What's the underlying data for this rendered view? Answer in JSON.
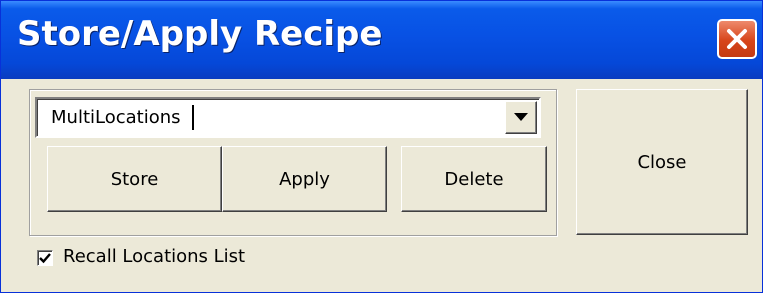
{
  "window": {
    "title": "Store/Apply Recipe",
    "icons": {
      "close": "close-x-icon"
    }
  },
  "recipe": {
    "current_value": "MultiLocations",
    "dropdown_icon": "chevron-down-icon"
  },
  "buttons": {
    "store": "Store",
    "apply": "Apply",
    "delete": "Delete",
    "close": "Close"
  },
  "recall": {
    "label": "Recall Locations List",
    "checked": true
  }
}
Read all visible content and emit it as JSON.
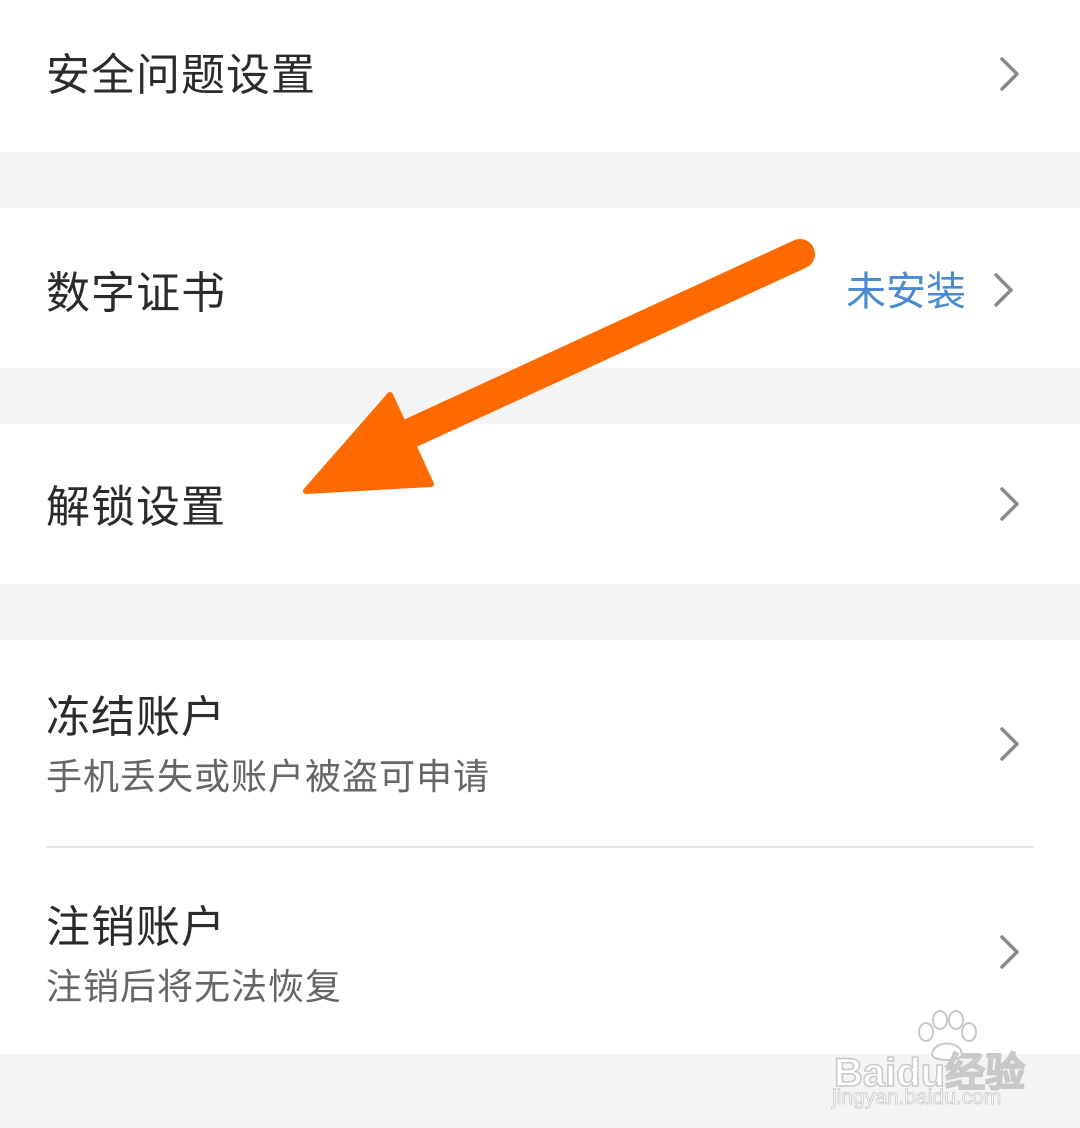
{
  "security_question": {
    "label": "安全问题设置"
  },
  "digital_certificate": {
    "label": "数字证书",
    "status": "未安装"
  },
  "unlock_settings": {
    "label": "解锁设置"
  },
  "freeze_account": {
    "label": "冻结账户",
    "description": "手机丢失或账户被盗可申请"
  },
  "cancel_account": {
    "label": "注销账户",
    "description": "注销后将无法恢复"
  },
  "watermark": {
    "brand": "Baidu经验",
    "url": "jingyan.baidu.com"
  },
  "colors": {
    "annotation_arrow": "#ff6a00",
    "status_text": "#4a8ad0",
    "background": "#f4f4f4",
    "card": "#ffffff"
  }
}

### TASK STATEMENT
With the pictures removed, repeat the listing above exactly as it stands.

### SOLUTION BELOW
What's the underlying data for this rendered view? Answer in JSON.
{
  "window": {
    "title": "Store/Apply Recipe",
    "icons": {
      "close": "close-x-icon"
    }
  },
  "recipe": {
    "current_value": "MultiLocations",
    "dropdown_icon": "chevron-down-icon"
  },
  "buttons": {
    "store": "Store",
    "apply": "Apply",
    "delete": "Delete",
    "close": "Close"
  },
  "recall": {
    "label": "Recall Locations List",
    "checked": true
  }
}
Read all visible content and emit it as JSON.
{
  "security_question": {
    "label": "安全问题设置"
  },
  "digital_certificate": {
    "label": "数字证书",
    "status": "未安装"
  },
  "unlock_settings": {
    "label": "解锁设置"
  },
  "freeze_account": {
    "label": "冻结账户",
    "description": "手机丢失或账户被盗可申请"
  },
  "cancel_account": {
    "label": "注销账户",
    "description": "注销后将无法恢复"
  },
  "watermark": {
    "brand": "Baidu经验",
    "url": "jingyan.baidu.com"
  },
  "colors": {
    "annotation_arrow": "#ff6a00",
    "status_text": "#4a8ad0",
    "background": "#f4f4f4",
    "card": "#ffffff"
  }
}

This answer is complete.